**WHAT IS NEEDED**
Set down the records below in full, exactly as they read.

====== DATA SHOWN ======

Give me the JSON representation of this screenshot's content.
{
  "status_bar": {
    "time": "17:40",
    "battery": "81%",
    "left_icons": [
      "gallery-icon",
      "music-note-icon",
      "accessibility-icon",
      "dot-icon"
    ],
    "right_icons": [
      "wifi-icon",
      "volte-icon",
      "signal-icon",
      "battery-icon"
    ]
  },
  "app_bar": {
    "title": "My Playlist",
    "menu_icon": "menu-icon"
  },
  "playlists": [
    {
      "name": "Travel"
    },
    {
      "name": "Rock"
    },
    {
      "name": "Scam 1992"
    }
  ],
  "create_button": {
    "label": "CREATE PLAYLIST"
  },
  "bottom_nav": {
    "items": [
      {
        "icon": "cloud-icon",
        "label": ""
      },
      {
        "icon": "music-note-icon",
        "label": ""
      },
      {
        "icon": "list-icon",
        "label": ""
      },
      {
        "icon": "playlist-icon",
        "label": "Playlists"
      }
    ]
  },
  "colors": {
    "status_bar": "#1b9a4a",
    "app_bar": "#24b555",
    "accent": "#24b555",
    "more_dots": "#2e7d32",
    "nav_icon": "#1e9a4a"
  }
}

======

**OUTPUT FOR THIS TASK**
Give me the JSON representation of this screenshot's content.
{
  "status_bar": {
    "time": "17:40",
    "battery": "81%",
    "left_icons": [
      "gallery-icon",
      "music-note-icon",
      "accessibility-icon",
      "dot-icon"
    ],
    "right_icons": [
      "wifi-icon",
      "volte-icon",
      "signal-icon",
      "battery-icon"
    ]
  },
  "app_bar": {
    "title": "My Playlist",
    "menu_icon": "menu-icon"
  },
  "playlists": [
    {
      "name": "Travel"
    },
    {
      "name": "Rock"
    },
    {
      "name": "Scam 1992"
    }
  ],
  "create_button": {
    "label": "CREATE PLAYLIST"
  },
  "bottom_nav": {
    "items": [
      {
        "icon": "cloud-icon",
        "label": ""
      },
      {
        "icon": "music-note-icon",
        "label": ""
      },
      {
        "icon": "list-icon",
        "label": ""
      },
      {
        "icon": "playlist-icon",
        "label": "Playlists"
      }
    ]
  },
  "colors": {
    "status_bar": "#1b9a4a",
    "app_bar": "#24b555",
    "accent": "#24b555",
    "more_dots": "#2e7d32",
    "nav_icon": "#1e9a4a"
  }
}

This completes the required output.